2. A feederrcomprising a substantially horizontal rotary drum having a plurality of pockets in its periphery, means to supply material to the upper portion of the drum, a series of fingers arranged sidby side adjacent 'the down-running portion of the drum to form a seal, means supporting said ngers for movement toward and away from the drum, a member located adjacent the fingers and movable independently thereof, a series of springs connecting the ngers with the 4member and urging the lingers yieldably toward porting said ngers for movement toward and. l away from the druma member pivotally supported adjacent said ngers about an axis parallel with the axis of the drum, a series of cantijlever springs secured, tosaid member'and each fengaging one of the ngers to urge the same Jyieldably toward the drum, and means yieldably .restraining the pivotal movement of said member under the influence of the loading of the springs.

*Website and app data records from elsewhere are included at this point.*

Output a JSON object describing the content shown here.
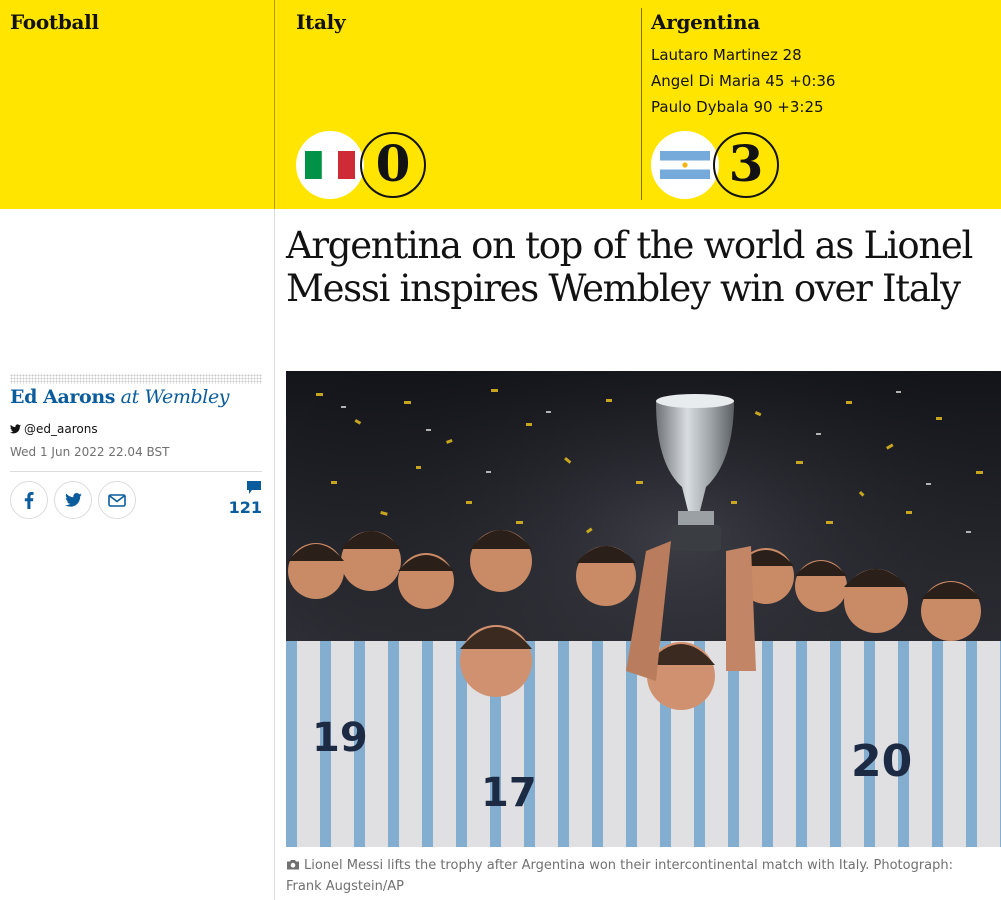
{
  "header": {
    "section": "Football",
    "home": {
      "name": "Italy",
      "score": "0",
      "scorers": []
    },
    "away": {
      "name": "Argentina",
      "score": "3",
      "scorers": [
        "Lautaro Martinez 28",
        "Angel Di Maria 45 +0:36",
        "Paulo Dybala 90 +3:25"
      ]
    }
  },
  "article": {
    "headline": "Argentina on top of the world as Lionel Messi inspires Wembley win over Italy",
    "byline": {
      "author": "Ed Aarons",
      "location": "at Wembley"
    },
    "twitter": "@ed_aarons",
    "date": "Wed 1 Jun 2022 22.04 BST",
    "comment_count": "121",
    "caption": "Lionel Messi lifts the trophy after Argentina won their intercontinental match with Italy. Photograph: Frank Augstein/AP"
  },
  "icons": {
    "facebook": "facebook-icon",
    "twitter": "twitter-icon",
    "email": "email-icon",
    "comments": "comment-icon",
    "camera": "camera-icon"
  },
  "colors": {
    "header_bg": "#ffe500",
    "link_blue": "#0a5c9c",
    "text": "#121212",
    "meta_grey": "#707070",
    "italy_green": "#009246",
    "italy_red": "#ce2b37",
    "argentina_blue": "#75aadb"
  }
}
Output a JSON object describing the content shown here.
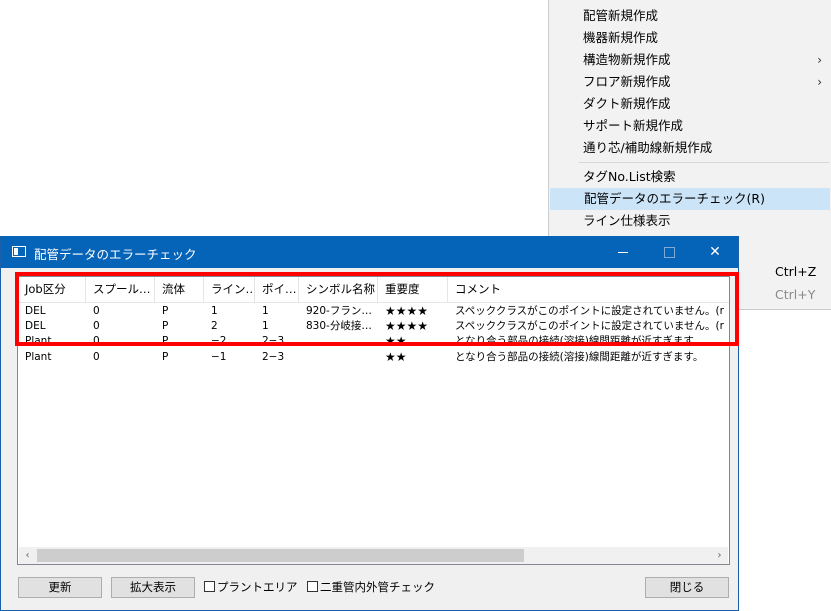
{
  "context_menu": {
    "items": [
      {
        "label": "配管新規作成"
      },
      {
        "label": "機器新規作成"
      },
      {
        "label": "構造物新規作成",
        "arrow": "›"
      },
      {
        "label": "フロア新規作成",
        "arrow": "›"
      },
      {
        "label": "ダクト新規作成"
      },
      {
        "label": "サポート新規作成"
      },
      {
        "label": "通り芯/補助線新規作成"
      },
      {
        "label": "タグNo.List検索"
      },
      {
        "label": "配管データのエラーチェック(R)"
      },
      {
        "label": "ライン仕様表示"
      },
      {
        "label": "",
        "shortcut": "Ctrl+Z"
      },
      {
        "label": "",
        "shortcut": "Ctrl+Y"
      }
    ]
  },
  "dialog": {
    "title": "配管データのエラーチェック",
    "close_glyph": "✕",
    "columns": [
      "Job区分",
      "スプール…",
      "流体",
      "ライン…",
      "ポイ…",
      "シンボル名称",
      "重要度",
      "コメント"
    ],
    "rows": [
      [
        "DEL",
        "0",
        "P",
        "1",
        "1",
        "920-フラン…",
        "★★★★",
        "スペッククラスがこのポイントに設定されていません。(r"
      ],
      [
        "DEL",
        "0",
        "P",
        "2",
        "1",
        "830-分岐接…",
        "★★★★",
        "スペッククラスがこのポイントに設定されていません。(r"
      ],
      [
        "Plant",
        "0",
        "P",
        "−2",
        "2−3",
        "",
        "★★",
        "となり合う部品の接続(溶接)線間距離が近すぎます。"
      ],
      [
        "Plant",
        "0",
        "P",
        "−1",
        "2−3",
        "",
        "★★",
        "となり合う部品の接続(溶接)線間距離が近すぎます。"
      ]
    ],
    "scroll_left": "‹",
    "scroll_right": "›",
    "buttons": {
      "refresh": "更新",
      "zoom": "拡大表示",
      "plant_area": "プラントエリア",
      "double_pipe": "二重管内外管チェック",
      "close": "閉じる"
    }
  }
}
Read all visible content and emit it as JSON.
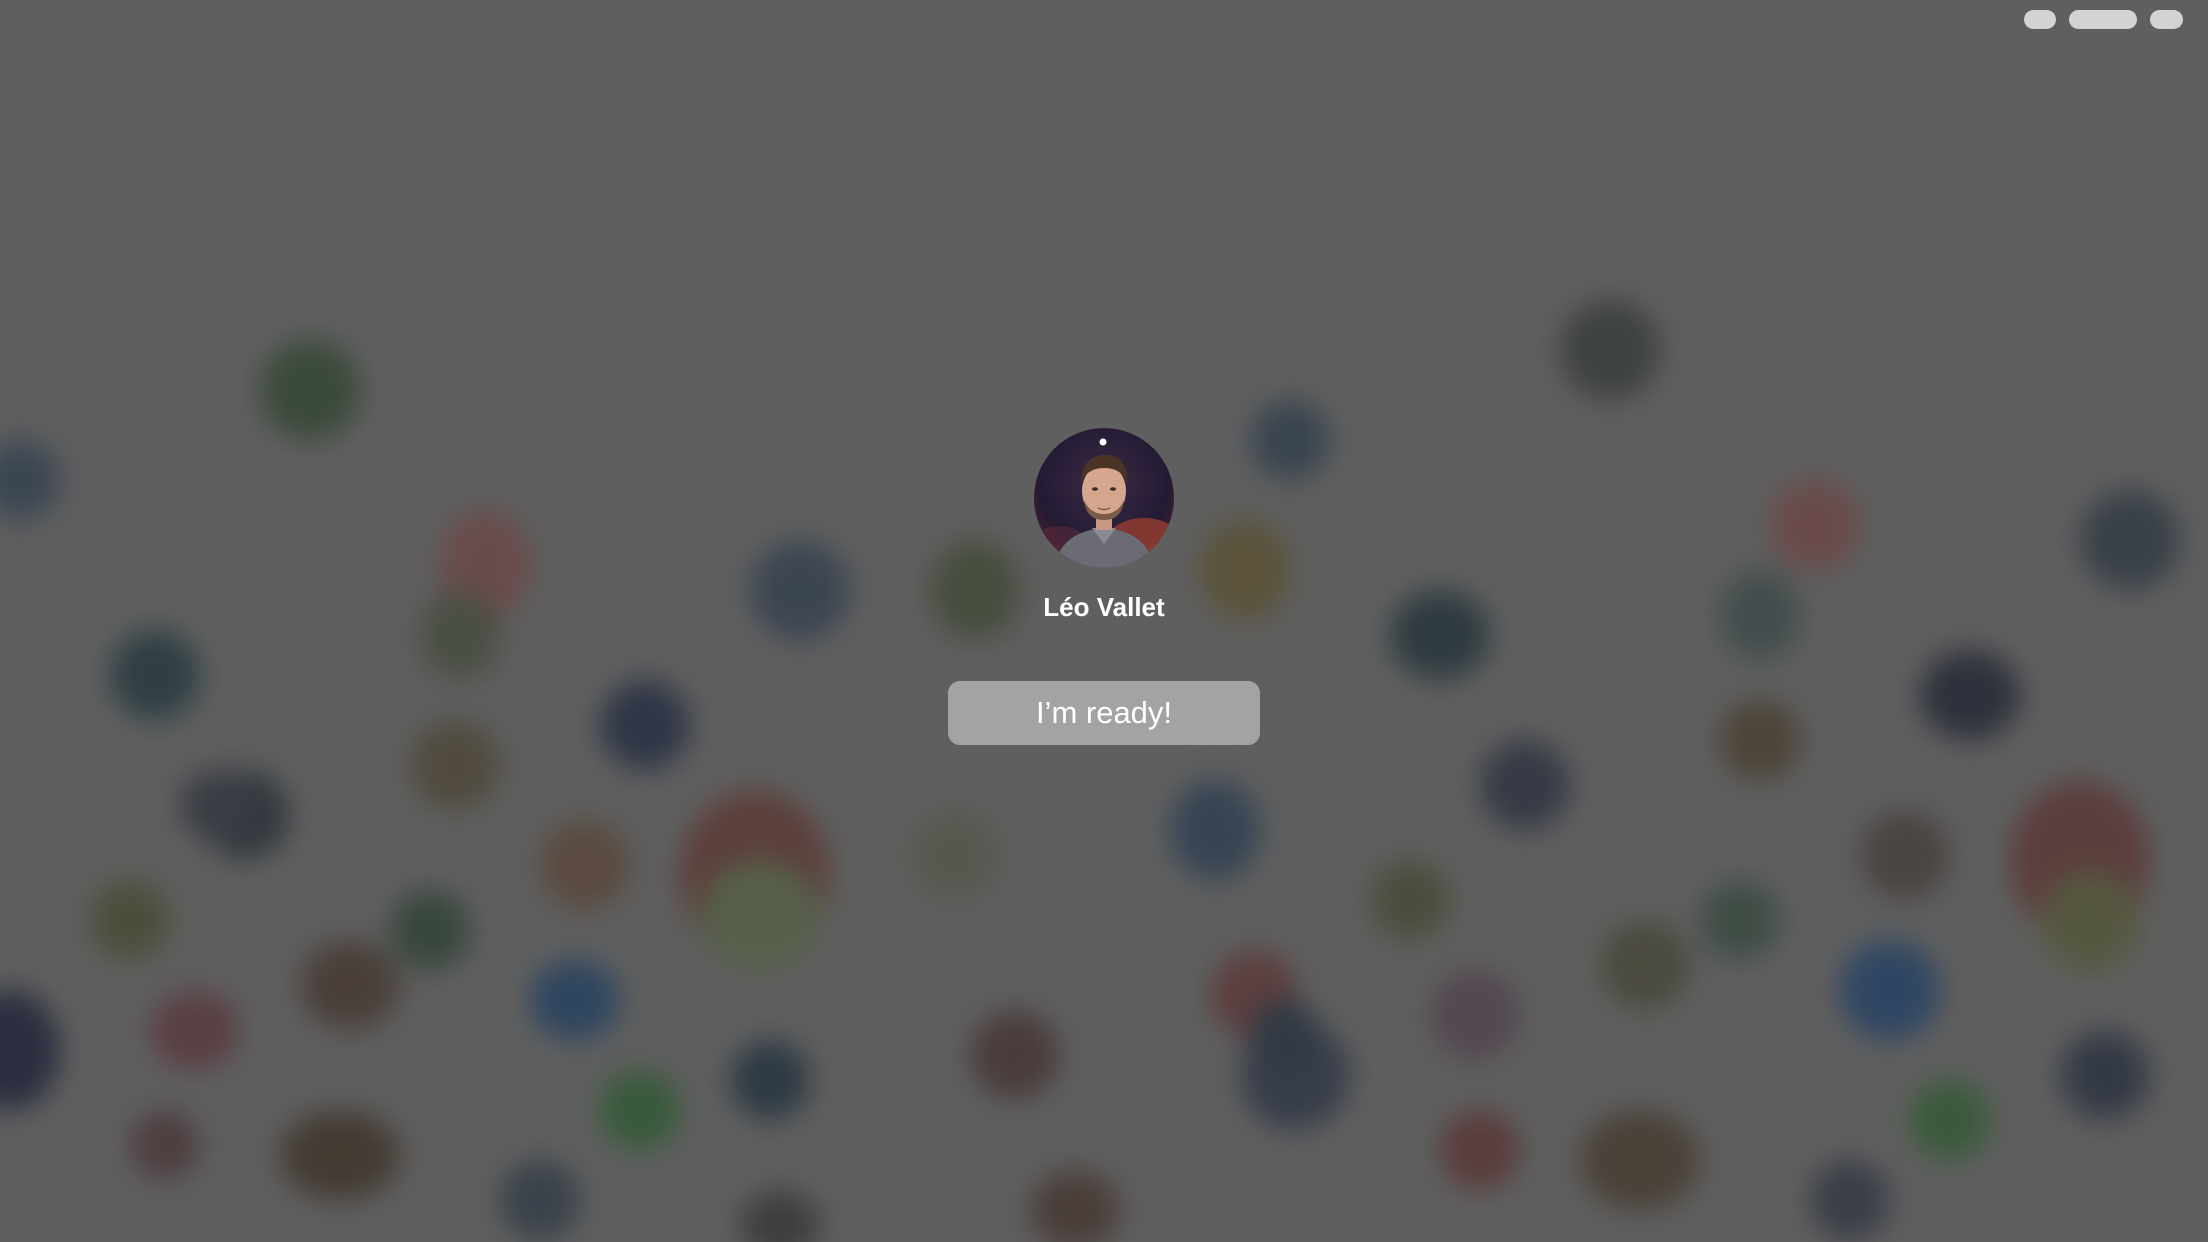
{
  "user": {
    "name": "Léo Vallet",
    "avatar_icon": "user-photo"
  },
  "ready_button": {
    "label": "I’m ready!"
  },
  "status_bar": {
    "items": [
      "status-indicator",
      "status-indicator",
      "status-indicator"
    ]
  },
  "colors": {
    "background": "#5f5f5f",
    "button": "#a3a3a3",
    "text": "#ffffff",
    "status_pill": "#d3d3d3"
  }
}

4. A feeder comprising a substantially horizontal rotary drum having a plurality of pockets in .its periphery, means to supply material to the Aupper portion of the drum, a series of ingers :arranged side by side adjacent the down-running rportion ofthe drum to form a seal, means supvporting said fingers formovement'toward and away from the drum, a memberV pivotally supported adjacent said ngers about an axis parallel with the axis of the drum, a series of canti'- lever springs secured to said member andleach engaging one oi the fingers to urge the same yieldably toward the drum, an abutment onssaid member in a position to limit the deiection of the springs, and means yieldably restraining the Vjgiivotal movement or" said member under the inuence of the loading of-the springs.
OSCAR A; JOHNSON.